__Entries shown__.

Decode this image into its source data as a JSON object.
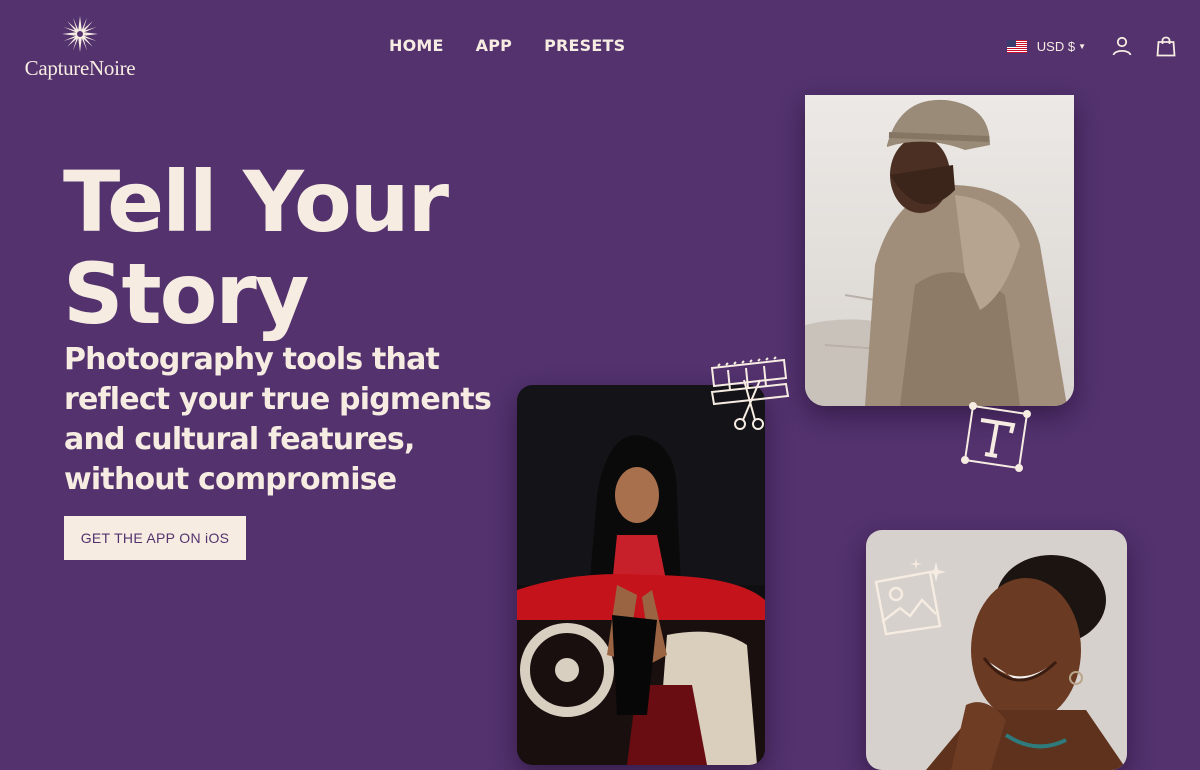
{
  "brand": {
    "name": "CaptureNoire"
  },
  "nav": {
    "items": [
      {
        "label": "HOME"
      },
      {
        "label": "APP"
      },
      {
        "label": "PRESETS"
      }
    ]
  },
  "utility": {
    "currency": "USD $",
    "flag_icon": "us-flag-icon",
    "account_icon": "user-icon",
    "cart_icon": "shopping-bag-icon"
  },
  "hero": {
    "title": "Tell Your Story",
    "subtitle": "Photography tools that reflect your true pigments and cultural features, without compromise",
    "cta_label": "GET THE APP ON iOS"
  },
  "colors": {
    "background": "#53326e",
    "text": "#f6ece2",
    "cta_bg": "#f6ece2",
    "cta_text": "#53326e"
  },
  "decorations": [
    "film-scissors-icon",
    "text-tool-icon",
    "image-sparkle-icon"
  ]
}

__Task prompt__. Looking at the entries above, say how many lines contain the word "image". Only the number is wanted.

__Reply__. 2